Świdnica is twinned with:[16]



  1. ^ a b "Local Data Bank". Statistics Poland. Retrieved 18 August 2022. Data for territorial unit 0219011.
  2. ^ Press release, Siedem nowych gmin w Aglomeracji Wałbrzyskiej. Swidnica24.pl. Retrieved 23 February 2014.
  3. ^ a b Rozporządzenie Prezydenta Rzeczypospolitej Polskiej z dnia 15 marca 2017 r. w sprawie uznania za pomnik historii "Świdnica - katedra pod wezwaniem św. Stanisława Biskupa i Męczennika i św. Wacława Męczennika", Dz. U., 2017, No. 655
  4. ^ a b Rozporządzenie Prezydenta Rzeczypospolitej Polskiej z dnia 15 marca 2017 r. w sprawie uznania za pomnik historii "Świdnica - zespół kościoła ewangelicko-augsburskiego pod wezwaniem Świętej Trójcy, zwany Kościołem Pokoju", Dz. U., 2017, No. 672
  5. ^ a b c d e f g h "Historia Świdnicy". UM Świdnica (in Polish). Retrieved 25 November 2019.
  6. ^ Czerwiński, Janusz; Chanas, Ryszard (1977). Dolny Śląsk – przewodnik (in Polish). Warszawa: Sport i Turystyka. pp. 178–186.
  7. ^ a b c d "Świdnica". Encyklopedia PWN (in Polish). Retrieved 25 November 2019.
  8. ^ See Die Schedelsche Weltchronik on German Wikisource.
  9. ^ "220 lat Mazurka Dąbrowskiego.

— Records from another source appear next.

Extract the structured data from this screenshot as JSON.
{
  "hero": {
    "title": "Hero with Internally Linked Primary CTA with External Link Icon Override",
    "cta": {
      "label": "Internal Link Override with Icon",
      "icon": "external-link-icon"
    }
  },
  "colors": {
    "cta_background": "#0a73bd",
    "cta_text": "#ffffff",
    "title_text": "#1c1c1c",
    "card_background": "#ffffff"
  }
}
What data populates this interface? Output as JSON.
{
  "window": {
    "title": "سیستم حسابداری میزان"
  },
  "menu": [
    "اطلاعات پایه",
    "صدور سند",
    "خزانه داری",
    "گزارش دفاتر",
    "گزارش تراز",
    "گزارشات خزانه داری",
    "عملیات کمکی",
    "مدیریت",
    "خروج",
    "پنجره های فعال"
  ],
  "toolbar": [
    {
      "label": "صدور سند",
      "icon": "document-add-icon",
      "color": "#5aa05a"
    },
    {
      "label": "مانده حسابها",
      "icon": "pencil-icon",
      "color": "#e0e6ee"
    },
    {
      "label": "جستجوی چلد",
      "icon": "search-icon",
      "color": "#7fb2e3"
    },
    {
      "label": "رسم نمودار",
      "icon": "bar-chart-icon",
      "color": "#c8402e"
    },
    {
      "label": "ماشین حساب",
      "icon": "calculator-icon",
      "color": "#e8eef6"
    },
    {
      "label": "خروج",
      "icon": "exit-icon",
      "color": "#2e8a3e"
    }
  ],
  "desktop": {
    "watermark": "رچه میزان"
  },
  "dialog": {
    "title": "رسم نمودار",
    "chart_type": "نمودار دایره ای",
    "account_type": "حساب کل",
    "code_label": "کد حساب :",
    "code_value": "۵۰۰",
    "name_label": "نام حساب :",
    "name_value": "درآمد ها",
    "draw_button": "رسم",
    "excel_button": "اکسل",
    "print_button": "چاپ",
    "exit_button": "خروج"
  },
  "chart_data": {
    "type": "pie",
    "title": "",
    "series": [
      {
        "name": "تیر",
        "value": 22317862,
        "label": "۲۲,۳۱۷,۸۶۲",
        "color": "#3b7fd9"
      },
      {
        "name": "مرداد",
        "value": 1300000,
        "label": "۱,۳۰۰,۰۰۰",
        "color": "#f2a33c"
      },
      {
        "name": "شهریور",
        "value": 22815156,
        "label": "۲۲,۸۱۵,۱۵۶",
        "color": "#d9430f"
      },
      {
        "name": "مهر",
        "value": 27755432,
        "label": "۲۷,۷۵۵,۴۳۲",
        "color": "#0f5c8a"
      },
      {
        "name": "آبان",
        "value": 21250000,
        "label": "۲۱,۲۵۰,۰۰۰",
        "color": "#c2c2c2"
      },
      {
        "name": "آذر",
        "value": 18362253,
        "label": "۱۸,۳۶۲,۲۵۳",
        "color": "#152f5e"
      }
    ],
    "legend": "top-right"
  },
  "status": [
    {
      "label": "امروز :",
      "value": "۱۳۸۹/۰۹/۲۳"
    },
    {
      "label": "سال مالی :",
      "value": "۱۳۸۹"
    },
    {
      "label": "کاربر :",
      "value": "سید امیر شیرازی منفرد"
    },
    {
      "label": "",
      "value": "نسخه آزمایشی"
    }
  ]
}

Jak właściwie śpiewać Hymn Polski?". Swidnica24.pl (in Polish). 20 July 2017. Retrieved 1 November 2020.
  10. ^ Belzyt, Leszek (1998). Sprachliche Minderheiten im preussischen Staat: 1815 - 1914; die preußische Sprachenstatistik in Bearbeitung und Kommentar. Marburg: Herder-Inst. ISBN 978-3-87969-267-5.
  11. ^ Kujat, Janusz Adam (2000). "Pieniądz zastępczy w obozach jenieckich na terenie rejencji wrocławskiej w czasie I i II wojny światowej". Łambinowicki rocznik muzealny (in Polish). 23. Opole: 13. ISSN 0137-5199.
  12. ^ "Gefängnis Schweidnitz". Bundesarchiv.de (in German). Retrieved 1 November 2020.
  13. ^ Sierotwiński, Stanisław (1966). "Kronika życia literackiego w Polsce pod okupacją hitlerowską: próba przeglądu zdarzeń w układzie chronologicznym". Rocznik Naukowo-Dydaktyczny (in Polish) (24). Wydawnictwo Wyższej Szkoły Pedagogicznej w Krakowie: 53.
  14. ^ Stanek, Piotr (2015). "Stalag Luft 7 Bankau i jego ewakuacja na Zachód w styczniu 1945 r.". Łambinowicki rocznik muzealny (in Polish). 38. Opole: 66. ISSN 0137-5199.
  15. ^ Kubasiewicz, Izabela (2013). "Emigranci z Grecji w Polsce Ludowej. Wybrane aspekty z życia mniejszości". In Dworaczek, Kamil; Kamiński, Łukasz (eds.). Letnia Szkoła Historii Najnowszej 2012. Referaty (in Polish). Warszawa: IPN. p. 117.
  16. ^ "Miasta partnerskie". um.swidnica.pl (in Polish). Świdnica. Retrieved 2020-03-03.

External links[edit]

Media related to Świdnica at Wikimedia Commons